Entries from a dataset of interfaces:

◆ ◆ ◆ ◆ ◆

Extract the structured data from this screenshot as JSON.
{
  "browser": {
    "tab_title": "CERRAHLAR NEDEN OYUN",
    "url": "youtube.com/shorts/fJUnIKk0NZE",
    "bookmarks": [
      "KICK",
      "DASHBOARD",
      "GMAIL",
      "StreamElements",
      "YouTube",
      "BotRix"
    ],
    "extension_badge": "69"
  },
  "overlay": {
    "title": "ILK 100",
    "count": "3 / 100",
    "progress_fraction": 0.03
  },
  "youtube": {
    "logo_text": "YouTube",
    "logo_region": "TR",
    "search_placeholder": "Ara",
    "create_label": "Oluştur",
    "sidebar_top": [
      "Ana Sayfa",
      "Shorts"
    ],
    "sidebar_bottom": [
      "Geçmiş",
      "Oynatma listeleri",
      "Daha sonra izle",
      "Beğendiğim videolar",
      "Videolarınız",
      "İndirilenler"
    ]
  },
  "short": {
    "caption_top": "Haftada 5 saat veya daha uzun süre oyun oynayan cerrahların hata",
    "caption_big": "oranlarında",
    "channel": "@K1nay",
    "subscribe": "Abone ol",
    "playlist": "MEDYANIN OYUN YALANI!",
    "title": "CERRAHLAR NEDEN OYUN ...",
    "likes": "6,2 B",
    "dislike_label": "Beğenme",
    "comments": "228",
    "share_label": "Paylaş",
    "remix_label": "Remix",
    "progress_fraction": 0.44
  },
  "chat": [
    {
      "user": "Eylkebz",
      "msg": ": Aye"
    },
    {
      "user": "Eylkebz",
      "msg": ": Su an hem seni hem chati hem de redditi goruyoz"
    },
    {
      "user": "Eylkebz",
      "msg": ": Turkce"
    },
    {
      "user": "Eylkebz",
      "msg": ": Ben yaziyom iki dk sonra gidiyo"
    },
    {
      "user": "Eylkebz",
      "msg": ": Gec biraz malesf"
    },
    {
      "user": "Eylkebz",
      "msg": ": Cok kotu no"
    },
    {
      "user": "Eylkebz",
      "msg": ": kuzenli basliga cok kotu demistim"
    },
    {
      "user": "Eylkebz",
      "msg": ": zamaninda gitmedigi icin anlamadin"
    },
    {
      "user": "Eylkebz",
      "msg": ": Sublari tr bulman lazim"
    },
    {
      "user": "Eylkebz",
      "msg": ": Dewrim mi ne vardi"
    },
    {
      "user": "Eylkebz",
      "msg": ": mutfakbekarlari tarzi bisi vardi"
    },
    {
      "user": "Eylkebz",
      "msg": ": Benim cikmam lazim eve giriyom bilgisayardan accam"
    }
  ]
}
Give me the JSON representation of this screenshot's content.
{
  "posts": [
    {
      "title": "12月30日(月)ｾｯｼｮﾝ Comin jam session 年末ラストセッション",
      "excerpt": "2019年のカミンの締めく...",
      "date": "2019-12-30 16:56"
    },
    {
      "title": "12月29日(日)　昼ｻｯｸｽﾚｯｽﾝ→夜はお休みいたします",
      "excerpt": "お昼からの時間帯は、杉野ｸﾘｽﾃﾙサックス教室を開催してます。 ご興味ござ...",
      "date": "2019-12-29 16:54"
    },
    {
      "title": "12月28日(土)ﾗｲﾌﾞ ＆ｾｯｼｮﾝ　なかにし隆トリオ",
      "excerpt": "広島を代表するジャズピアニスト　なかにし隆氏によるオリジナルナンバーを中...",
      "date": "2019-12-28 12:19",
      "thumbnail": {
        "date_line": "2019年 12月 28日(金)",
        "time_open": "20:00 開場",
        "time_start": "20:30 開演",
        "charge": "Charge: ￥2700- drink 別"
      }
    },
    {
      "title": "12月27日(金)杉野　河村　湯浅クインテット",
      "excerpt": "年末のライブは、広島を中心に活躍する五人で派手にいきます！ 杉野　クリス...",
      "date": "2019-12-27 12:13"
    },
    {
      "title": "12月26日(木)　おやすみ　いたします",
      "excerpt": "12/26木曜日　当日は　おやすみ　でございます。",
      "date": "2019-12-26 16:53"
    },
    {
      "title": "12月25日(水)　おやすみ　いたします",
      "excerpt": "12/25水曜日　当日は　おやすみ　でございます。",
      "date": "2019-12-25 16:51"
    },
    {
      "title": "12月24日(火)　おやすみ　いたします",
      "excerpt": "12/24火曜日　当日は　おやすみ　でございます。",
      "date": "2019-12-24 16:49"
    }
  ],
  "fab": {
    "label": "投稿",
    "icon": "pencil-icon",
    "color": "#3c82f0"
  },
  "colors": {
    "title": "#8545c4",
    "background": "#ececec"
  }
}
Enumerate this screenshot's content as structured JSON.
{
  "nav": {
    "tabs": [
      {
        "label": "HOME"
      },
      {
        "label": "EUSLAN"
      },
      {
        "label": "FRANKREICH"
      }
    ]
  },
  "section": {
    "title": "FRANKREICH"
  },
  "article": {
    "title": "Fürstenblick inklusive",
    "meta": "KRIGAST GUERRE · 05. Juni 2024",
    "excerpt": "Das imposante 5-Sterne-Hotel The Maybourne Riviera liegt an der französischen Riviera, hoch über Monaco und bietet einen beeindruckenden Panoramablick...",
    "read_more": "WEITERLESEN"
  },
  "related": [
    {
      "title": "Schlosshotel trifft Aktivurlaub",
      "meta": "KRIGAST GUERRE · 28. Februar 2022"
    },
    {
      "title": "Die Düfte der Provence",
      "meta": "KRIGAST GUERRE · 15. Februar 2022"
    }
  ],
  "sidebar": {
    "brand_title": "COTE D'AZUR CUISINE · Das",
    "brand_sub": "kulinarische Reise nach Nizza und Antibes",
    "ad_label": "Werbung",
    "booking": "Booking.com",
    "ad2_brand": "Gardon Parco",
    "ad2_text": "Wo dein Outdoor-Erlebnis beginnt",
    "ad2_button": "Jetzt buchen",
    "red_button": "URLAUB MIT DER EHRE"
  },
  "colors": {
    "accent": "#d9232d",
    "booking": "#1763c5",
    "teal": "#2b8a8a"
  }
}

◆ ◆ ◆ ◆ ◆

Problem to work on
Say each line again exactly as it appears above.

Output
Extract the structured data from this screenshot as JSON.
{
  "browser": {
    "tab_title": "CERRAHLAR NEDEN OYUN",
    "url": "youtube.com/shorts/fJUnIKk0NZE",
    "bookmarks": [
      "KICK",
      "DASHBOARD",
      "GMAIL",
      "StreamElements",
      "YouTube",
      "BotRix"
    ],
    "extension_badge": "69"
  },
  "overlay": {
    "title": "ILK 100",
    "count": "3 / 100",
    "progress_fraction": 0.03
  },
  "youtube": {
    "logo_text": "YouTube",
    "logo_region": "TR",
    "search_placeholder": "Ara",
    "create_label": "Oluştur",
    "sidebar_top": [
      "Ana Sayfa",
      "Shorts"
    ],
    "sidebar_bottom": [
      "Geçmiş",
      "Oynatma listeleri",
      "Daha sonra izle",
      "Beğendiğim videolar",
      "Videolarınız",
      "İndirilenler"
    ]
  },
  "short": {
    "caption_top": "Haftada 5 saat veya daha uzun süre oyun oynayan cerrahların hata",
    "caption_big": "oranlarında",
    "channel": "@K1nay",
    "subscribe": "Abone ol",
    "playlist": "MEDYANIN OYUN YALANI!",
    "title": "CERRAHLAR NEDEN OYUN ...",
    "likes": "6,2 B",
    "dislike_label": "Beğenme",
    "comments": "228",
    "share_label": "Paylaş",
    "remix_label": "Remix",
    "progress_fraction": 0.44
  },
  "chat": [
    {
      "user": "Eylkebz",
      "msg": ": Aye"
    },
    {
      "user": "Eylkebz",
      "msg": ": Su an hem seni hem chati hem de redditi goruyoz"
    },
    {
      "user": "Eylkebz",
      "msg": ": Turkce"
    },
    {
      "user": "Eylkebz",
      "msg": ": Ben yaziyom iki dk sonra gidiyo"
    },
    {
      "user": "Eylkebz",
      "msg": ": Gec biraz malesf"
    },
    {
      "user": "Eylkebz",
      "msg": ": Cok kotu no"
    },
    {
      "user": "Eylkebz",
      "msg": ": kuzenli basliga cok kotu demistim"
    },
    {
      "user": "Eylkebz",
      "msg": ": zamaninda gitmedigi icin anlamadin"
    },
    {
      "user": "Eylkebz",
      "msg": ": Sublari tr bulman lazim"
    },
    {
      "user": "Eylkebz",
      "msg": ": Dewrim mi ne vardi"
    },
    {
      "user": "Eylkebz",
      "msg": ": mutfakbekarlari tarzi bisi vardi"
    },
    {
      "user": "Eylkebz",
      "msg": ": Benim cikmam lazim eve giriyom bilgisayardan accam"
    }
  ]
}
Give me the JSON representation of this screenshot's content.
{
  "posts": [
    {
      "title": "12月30日(月)ｾｯｼｮﾝ Comin jam session 年末ラストセッション",
      "excerpt": "2019年のカミンの締めく...",
      "date": "2019-12-30 16:56"
    },
    {
      "title": "12月29日(日)　昼ｻｯｸｽﾚｯｽﾝ→夜はお休みいたします",
      "excerpt": "お昼からの時間帯は、杉野ｸﾘｽﾃﾙサックス教室を開催してます。 ご興味ござ...",
      "date": "2019-12-29 16:54"
    },
    {
      "title": "12月28日(土)ﾗｲﾌﾞ ＆ｾｯｼｮﾝ　なかにし隆トリオ",
      "excerpt": "広島を代表するジャズピアニスト　なかにし隆氏によるオリジナルナンバーを中...",
      "date": "2019-12-28 12:19",
      "thumbnail": {
        "date_line": "2019年 12月 28日(金)",
        "time_open": "20:00 開場",
        "time_start": "20:30 開演",
        "charge": "Charge: ￥2700- drink 別"
      }
    },
    {
      "title": "12月27日(金)杉野　河村　湯浅クインテット",
      "excerpt": "年末のライブは、広島を中心に活躍する五人で派手にいきます！ 杉野　クリス...",
      "date": "2019-12-27 12:13"
    },
    {
      "title": "12月26日(木)　おやすみ　いたします",
      "excerpt": "12/26木曜日　当日は　おやすみ　でございます。",
      "date": "2019-12-26 16:53"
    },
    {
      "title": "12月25日(水)　おやすみ　いたします",
      "excerpt": "12/25水曜日　当日は　おやすみ　でございます。",
      "date": "2019-12-25 16:51"
    },
    {
      "title": "12月24日(火)　おやすみ　いたします",
      "excerpt": "12/24火曜日　当日は　おやすみ　でございます。",
      "date": "2019-12-24 16:49"
    }
  ],
  "fab": {
    "label": "投稿",
    "icon": "pencil-icon",
    "color": "#3c82f0"
  },
  "colors": {
    "title": "#8545c4",
    "background": "#ececec"
  }
}
Enumerate this screenshot's content as structured JSON.
{
  "nav": {
    "tabs": [
      {
        "label": "HOME"
      },
      {
        "label": "EUSLAN"
      },
      {
        "label": "FRANKREICH"
      }
    ]
  },
  "section": {
    "title": "FRANKREICH"
  },
  "article": {
    "title": "Fürstenblick inklusive",
    "meta": "KRIGAST GUERRE · 05. Juni 2024",
    "excerpt": "Das imposante 5-Sterne-Hotel The Maybourne Riviera liegt an der französischen Riviera, hoch über Monaco und bietet einen beeindruckenden Panoramablick...",
    "read_more": "WEITERLESEN"
  },
  "related": [
    {
      "title": "Schlosshotel trifft Aktivurlaub",
      "meta": "KRIGAST GUERRE · 28. Februar 2022"
    },
    {
      "title": "Die Düfte der Provence",
      "meta": "KRIGAST GUERRE · 15. Februar 2022"
    }
  ],
  "sidebar": {
    "brand_title": "COTE D'AZUR CUISINE · Das",
    "brand_sub": "kulinarische Reise nach Nizza und Antibes",
    "ad_label": "Werbung",
    "booking": "Booking.com",
    "ad2_brand": "Gardon Parco",
    "ad2_text": "Wo dein Outdoor-Erlebnis beginnt",
    "ad2_button": "Jetzt buchen",
    "red_button": "URLAUB MIT DER EHRE"
  },
  "colors": {
    "accent": "#d9232d",
    "booking": "#1763c5",
    "teal": "#2b8a8a"
  }
}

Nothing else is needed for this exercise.